* The meeting and jibber-jabber of the inexperienced new Legislative Assembly in 1791-92 (Part II, Book V)
* The massacre of the Swiss Guard (Part II, Book VI)
* The sufferings and death in jails during the September Massacres of 1792 (Part III, Book I)
* The excesses of blasphemous “de-Christianisers”, especially in the chapter “Carmagnole Complete” (Part III, Book V)
* Danton’s execution (Part III, Book VI).
Carlyle’s account of the taking of the Bastille (Part I, Book V, Chapters 3-7) may be the most oft-quoted passage in the book, and is filled with phrases and allusions showing clearly where Dickens gained his inspiration for the parallel passage in A Tale of Two Cities. Oddly enough, though, this passage struck me as confused and over-written, lacking the narrative power of the other passages I have listed here.
I conclude by quoting the passage which I believe shows the best and the worst of Carlyle. It comes from Part II, Book III, Chapter 1 and concerns that first anniversary celebration of Bastille Day:
Alas, what offences must come. The sublime Feast of Pikes, with its effulgence of brotherly love, unknown since the Age of Gold, has changed nothing. That prurient heat in twenty-five millions of hearts is not cooled thereby; but is still hot, nay hotter. Lift off the pressure of command from so many millions; all pressure or binding rule except such melodramatic Federation Oath as they have bound themselves with! For Thou shalt was from of old the condition of man’s being, and his weal and blessedness was in obeying that. Woe for him when, were it on the heat of the clearest necessity, rebellion, disloyal isolation and mere I will becomes his rule!
Yes, Carlyle was quite right to see that good intentions and displays did not of themselves solve anything. Yes, his satire on talkers and planners is apt and funny. Yes, he perceived accurately that once a revolution had begun it could not be stopped by fine words. Yes, he noted correctly that a society needs binding values and there has to be more to it than atomised individual self-interest.
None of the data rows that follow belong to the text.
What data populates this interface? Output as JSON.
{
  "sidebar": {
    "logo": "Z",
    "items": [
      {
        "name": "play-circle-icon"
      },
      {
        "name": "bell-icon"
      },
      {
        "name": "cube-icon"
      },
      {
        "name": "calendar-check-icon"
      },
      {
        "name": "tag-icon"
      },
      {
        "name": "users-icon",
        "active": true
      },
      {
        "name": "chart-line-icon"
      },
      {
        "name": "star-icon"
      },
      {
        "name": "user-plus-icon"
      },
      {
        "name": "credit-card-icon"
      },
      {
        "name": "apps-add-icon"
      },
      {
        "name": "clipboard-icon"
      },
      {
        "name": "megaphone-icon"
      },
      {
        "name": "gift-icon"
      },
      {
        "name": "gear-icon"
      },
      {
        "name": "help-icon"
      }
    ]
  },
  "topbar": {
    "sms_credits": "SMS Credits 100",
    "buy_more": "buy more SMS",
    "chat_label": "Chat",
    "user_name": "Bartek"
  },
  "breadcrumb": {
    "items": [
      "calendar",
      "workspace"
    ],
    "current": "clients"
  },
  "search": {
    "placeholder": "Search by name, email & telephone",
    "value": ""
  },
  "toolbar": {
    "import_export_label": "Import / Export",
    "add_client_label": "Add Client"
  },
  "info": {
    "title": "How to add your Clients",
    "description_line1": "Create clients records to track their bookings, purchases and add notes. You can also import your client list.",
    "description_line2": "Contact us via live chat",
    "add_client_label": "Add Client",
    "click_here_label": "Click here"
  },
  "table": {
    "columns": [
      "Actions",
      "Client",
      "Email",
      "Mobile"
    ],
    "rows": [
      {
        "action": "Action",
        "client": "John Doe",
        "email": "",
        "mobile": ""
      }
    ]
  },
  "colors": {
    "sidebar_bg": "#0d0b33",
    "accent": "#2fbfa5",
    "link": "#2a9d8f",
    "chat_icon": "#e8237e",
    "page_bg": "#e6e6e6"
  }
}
But his craving for “command” led to an admiration of a new sort of tyranny, and in time it proved to be more terrible than the one the revolution had overthrown.